Work required. Every line of the records that holds the word "name" should be copied out.
▼
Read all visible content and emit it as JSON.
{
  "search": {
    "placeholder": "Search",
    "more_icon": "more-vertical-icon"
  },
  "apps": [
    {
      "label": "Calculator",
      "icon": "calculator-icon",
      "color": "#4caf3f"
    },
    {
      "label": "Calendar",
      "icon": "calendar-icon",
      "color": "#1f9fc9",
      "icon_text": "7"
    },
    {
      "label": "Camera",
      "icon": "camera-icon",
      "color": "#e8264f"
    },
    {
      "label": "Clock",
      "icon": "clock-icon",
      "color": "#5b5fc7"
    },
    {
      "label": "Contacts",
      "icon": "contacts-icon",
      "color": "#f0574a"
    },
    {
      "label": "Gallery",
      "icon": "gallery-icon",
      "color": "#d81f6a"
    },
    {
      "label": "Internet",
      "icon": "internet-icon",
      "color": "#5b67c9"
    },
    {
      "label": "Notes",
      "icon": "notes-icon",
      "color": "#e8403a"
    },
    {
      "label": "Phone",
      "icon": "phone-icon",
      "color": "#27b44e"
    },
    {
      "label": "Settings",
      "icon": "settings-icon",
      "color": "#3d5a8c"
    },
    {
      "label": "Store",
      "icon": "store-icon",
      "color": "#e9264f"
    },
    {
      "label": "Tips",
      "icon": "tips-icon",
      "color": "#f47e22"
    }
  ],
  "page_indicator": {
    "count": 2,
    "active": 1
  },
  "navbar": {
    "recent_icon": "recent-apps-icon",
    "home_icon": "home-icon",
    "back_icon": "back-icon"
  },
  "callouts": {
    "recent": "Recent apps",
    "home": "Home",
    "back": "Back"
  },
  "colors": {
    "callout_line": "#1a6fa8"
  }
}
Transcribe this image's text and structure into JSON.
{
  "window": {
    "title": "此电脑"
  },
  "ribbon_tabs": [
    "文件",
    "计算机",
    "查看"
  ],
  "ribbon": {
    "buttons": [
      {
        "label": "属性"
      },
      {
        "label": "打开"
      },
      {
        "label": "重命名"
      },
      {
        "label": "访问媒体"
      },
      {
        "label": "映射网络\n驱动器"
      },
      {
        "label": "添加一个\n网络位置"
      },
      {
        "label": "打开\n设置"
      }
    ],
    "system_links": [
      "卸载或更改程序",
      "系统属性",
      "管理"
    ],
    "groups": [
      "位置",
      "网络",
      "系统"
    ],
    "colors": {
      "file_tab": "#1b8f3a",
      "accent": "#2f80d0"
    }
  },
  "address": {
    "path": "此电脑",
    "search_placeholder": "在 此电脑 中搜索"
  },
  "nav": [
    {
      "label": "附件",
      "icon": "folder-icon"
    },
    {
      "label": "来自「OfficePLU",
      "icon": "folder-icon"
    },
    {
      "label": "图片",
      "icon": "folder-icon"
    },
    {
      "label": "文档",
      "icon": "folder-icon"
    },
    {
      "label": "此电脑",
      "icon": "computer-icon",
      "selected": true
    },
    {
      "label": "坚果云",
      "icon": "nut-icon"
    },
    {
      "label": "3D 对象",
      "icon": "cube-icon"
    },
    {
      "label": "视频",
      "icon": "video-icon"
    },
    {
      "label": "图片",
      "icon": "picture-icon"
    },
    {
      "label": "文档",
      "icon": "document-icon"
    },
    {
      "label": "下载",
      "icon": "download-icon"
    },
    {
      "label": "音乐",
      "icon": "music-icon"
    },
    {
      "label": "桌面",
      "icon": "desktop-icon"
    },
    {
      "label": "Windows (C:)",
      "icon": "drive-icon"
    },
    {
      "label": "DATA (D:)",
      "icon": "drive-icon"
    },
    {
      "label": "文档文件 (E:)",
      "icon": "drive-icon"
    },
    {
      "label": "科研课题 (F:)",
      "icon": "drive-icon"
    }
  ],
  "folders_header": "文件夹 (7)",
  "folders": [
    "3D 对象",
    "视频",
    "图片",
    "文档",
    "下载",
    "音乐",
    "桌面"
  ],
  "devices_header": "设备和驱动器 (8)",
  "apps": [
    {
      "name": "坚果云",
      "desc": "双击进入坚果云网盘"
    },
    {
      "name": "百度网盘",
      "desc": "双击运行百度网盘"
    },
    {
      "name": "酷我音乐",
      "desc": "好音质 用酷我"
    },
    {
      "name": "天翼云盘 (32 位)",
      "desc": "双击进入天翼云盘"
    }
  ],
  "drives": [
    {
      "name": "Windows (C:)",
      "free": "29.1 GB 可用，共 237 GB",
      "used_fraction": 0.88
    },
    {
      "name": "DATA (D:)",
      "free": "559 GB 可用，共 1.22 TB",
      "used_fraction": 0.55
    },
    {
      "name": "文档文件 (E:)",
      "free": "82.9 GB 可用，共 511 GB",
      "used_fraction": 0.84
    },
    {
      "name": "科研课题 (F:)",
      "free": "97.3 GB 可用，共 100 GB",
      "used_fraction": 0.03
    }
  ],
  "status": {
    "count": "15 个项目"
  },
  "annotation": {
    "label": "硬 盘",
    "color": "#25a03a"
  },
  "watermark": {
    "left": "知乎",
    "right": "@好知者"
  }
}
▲
Expected answer.
      "name": "坚果云",
      "name": "百度网盘",
      "name": "酷我音乐",
      "name": "天翼云盘 (32 位)",
      "name": "Windows (C:)",
      "name": "DATA (D:)",
      "name": "文档文件 (E:)",
      "name": "科研课题 (F:)",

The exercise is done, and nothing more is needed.